Original Link :

https://www.cardiff.ac.uk/study/international/your-country/asia/india/our-students/rajeeve-nair

This MSc Structural Engineering graduate has worked on multi-million dollar projects, such as the Jebel Ali International Airport, Wafi City’s Raffles International Hotel and the $215m Al-Ruwais Port Project.

Student name: Rajeeve Nair
Course title: MSc Structural Engineering
Country: India
Year of graduation: 2004
Current employer: Ashghal, Public Works Authority, Qatar

Tell us about yourself

Rajeeve has worked on multi-million dollar projects such as the Jebel Ali International Airport, the Raffles International Hotel in Wafi City and currently on the Al-Ruwais Port project costing about $215m under Ashghal, the Public Works Authority of Qatar.

Focused on what he needed in his professional career, he came to Cardiff to further his technical knowledge on engineering structures and is now reaping the benefits of his master’s degree.

You did your master’s in structural engineering; How did you end up in such an offbeat, unconventional and interesting career?

Structural engineering is one of the most challenging fields in civil engineering. A bachelor’s degree in civil engineering is broader and does not cover certain advanced areas of structural engineering. My master’s degree in Cardiff University helped me understand the subject better especially the seismic design of structures.

 

How was your experience at Cardiff?

I had a great time in Cardiff! Living with friends and exploring the culture of UK was a great experience. Last September, my wife and I had a vacation in the UK. I had come to the University but unfortunately it was your summer break so I couldn’t meet up with my professors. But we managed to visit some of my friends still working in the UK.

Could you tell me about your current project at the Al Ruwais Port? What is your day-to-day schedule like?

The Al Ruwais Port Project is handled by Ashghal and is situated in the North of Qatar. Ashghal is the public works authority and Al Ruwais is a commercial port. The construction project is ongoing and will last two and a half years.
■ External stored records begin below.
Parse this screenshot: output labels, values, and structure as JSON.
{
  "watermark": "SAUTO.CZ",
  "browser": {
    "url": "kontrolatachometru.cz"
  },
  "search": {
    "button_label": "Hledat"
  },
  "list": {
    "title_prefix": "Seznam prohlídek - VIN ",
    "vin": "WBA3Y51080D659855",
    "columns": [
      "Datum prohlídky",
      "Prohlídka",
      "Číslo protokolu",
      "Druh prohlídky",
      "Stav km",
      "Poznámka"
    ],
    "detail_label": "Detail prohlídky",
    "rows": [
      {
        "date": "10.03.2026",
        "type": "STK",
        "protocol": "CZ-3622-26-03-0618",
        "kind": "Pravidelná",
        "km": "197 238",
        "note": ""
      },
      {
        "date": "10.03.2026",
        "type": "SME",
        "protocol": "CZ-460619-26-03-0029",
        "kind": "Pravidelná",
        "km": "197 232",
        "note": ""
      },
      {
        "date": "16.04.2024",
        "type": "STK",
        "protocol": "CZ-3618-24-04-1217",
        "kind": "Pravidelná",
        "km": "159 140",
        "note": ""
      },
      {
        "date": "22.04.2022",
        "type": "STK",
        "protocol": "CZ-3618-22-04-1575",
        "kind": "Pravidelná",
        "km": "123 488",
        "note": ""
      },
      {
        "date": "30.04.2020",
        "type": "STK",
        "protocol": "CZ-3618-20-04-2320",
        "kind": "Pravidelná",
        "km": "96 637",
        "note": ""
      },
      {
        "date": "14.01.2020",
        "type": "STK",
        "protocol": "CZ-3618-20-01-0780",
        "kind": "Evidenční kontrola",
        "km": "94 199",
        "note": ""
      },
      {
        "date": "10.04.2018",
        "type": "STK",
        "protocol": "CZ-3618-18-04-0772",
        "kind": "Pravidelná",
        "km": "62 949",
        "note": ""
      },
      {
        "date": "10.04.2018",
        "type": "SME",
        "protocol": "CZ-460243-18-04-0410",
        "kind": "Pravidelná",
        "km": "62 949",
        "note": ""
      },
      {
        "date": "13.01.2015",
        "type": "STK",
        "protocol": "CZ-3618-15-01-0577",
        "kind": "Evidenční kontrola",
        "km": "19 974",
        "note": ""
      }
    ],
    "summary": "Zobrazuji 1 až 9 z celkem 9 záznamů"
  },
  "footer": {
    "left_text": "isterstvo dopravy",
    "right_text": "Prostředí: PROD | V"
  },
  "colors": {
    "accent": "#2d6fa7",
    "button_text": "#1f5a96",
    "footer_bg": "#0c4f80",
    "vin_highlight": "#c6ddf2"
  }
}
With the current development vision of Qatar, various additional scope was included in the planned project. We are working with marine operations, strategic works for the channel and basins, onshore works, etc.

I have a consultant and a contractor on board my team; they both have very good experience in the Middle East. As a Project Engineer, from the client’s side, I have to ensure that we are meeting the standards and requirements of the end users.

I also have to manage the change requirements of the various stakeholders as we have a lot going on. Many people are involved, including but not limited to: coast guards, the Ministry of Environment and Port Authorities. We need to make sure that everything is recorded properly and that the contractor has sufficient work to progress at site.

What is the highlight of your career so far? Any projects you are most proud of?

I worked on Raffles International Hotel during my time as a structural design engineer in Dubai. I was part of the structural design team from concept to execution. The project was very innovative and building it in the shape of a pyramid was challenging. As part of my master’s, my specialisation was computer-aided design and modelling of buildings to obtain their natural frequencies. That was my background and I could apply my knowledge to various design projects in Dubai.

What important lessons did you learn in Cardiff, academically or socially, do you carry with until today?

During my work after my bachelor’s, I understood the need for specialisation to meet the industry requirements. Thus my master’s programme rectified that. It was something I needed to experience and overcome in Cardiff. Understanding the subject matter was my main reason for the master’s and that’s what I set out to do.

Also, because I had always lived in the Middle East and India, when I came to the UK, I was very much more exposed. Everything was different. I had a chance to work in Westbury Homes in Cardiff and with people from different backgrounds. The cultural difference and quality standards were different. It wasn’t always about your performance speed; it was about focus and going through the entire process properly to deliver a quality product. This was a great opportunity for me to learn and attain confidence in my work.

Any words of wisdom for prospective students thinking of coming to Cardiff?

Understanding the right field you need to specialise is important. What I would advise is to properly understand what you want to get into. Doing the master’s was challenging, following which I practiced design for about three years. But eventually I stepped into project management and to date, it’s been four years that I’ve been in that role. To choose a master’s degree accordingly, you really have to see what you have a flair for.

And no matter what your master’s programme – there is still more to explore. There is only a short amount of time and lots of knowledge; people should maximise that. You can get so much experience with an additional one year of study and can apply that to your work.

Whenever I speak to anyone, I will say that I had the best time in Cardiff. If you have the opportunity to do a degree in a foreign university, do it. It’s not only about the academics but also about the international exposure, interaction with other students and the overall experience.